(Element data from apps and pages)
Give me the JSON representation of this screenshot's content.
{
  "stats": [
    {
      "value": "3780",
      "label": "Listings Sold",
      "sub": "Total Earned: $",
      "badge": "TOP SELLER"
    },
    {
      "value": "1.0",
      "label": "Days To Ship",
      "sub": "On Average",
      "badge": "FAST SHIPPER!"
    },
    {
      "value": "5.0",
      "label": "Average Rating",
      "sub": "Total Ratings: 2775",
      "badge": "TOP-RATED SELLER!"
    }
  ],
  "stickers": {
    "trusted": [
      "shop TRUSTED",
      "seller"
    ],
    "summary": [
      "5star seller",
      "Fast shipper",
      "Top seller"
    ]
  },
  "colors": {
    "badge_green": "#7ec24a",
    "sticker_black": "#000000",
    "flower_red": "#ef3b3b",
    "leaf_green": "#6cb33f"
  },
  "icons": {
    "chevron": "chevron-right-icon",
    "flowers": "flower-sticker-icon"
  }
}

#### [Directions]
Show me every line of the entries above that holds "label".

#### [Response to the exercise]
      "label": "Listings Sold",
      "label": "Days To Ship",
      "label": "Average Rating",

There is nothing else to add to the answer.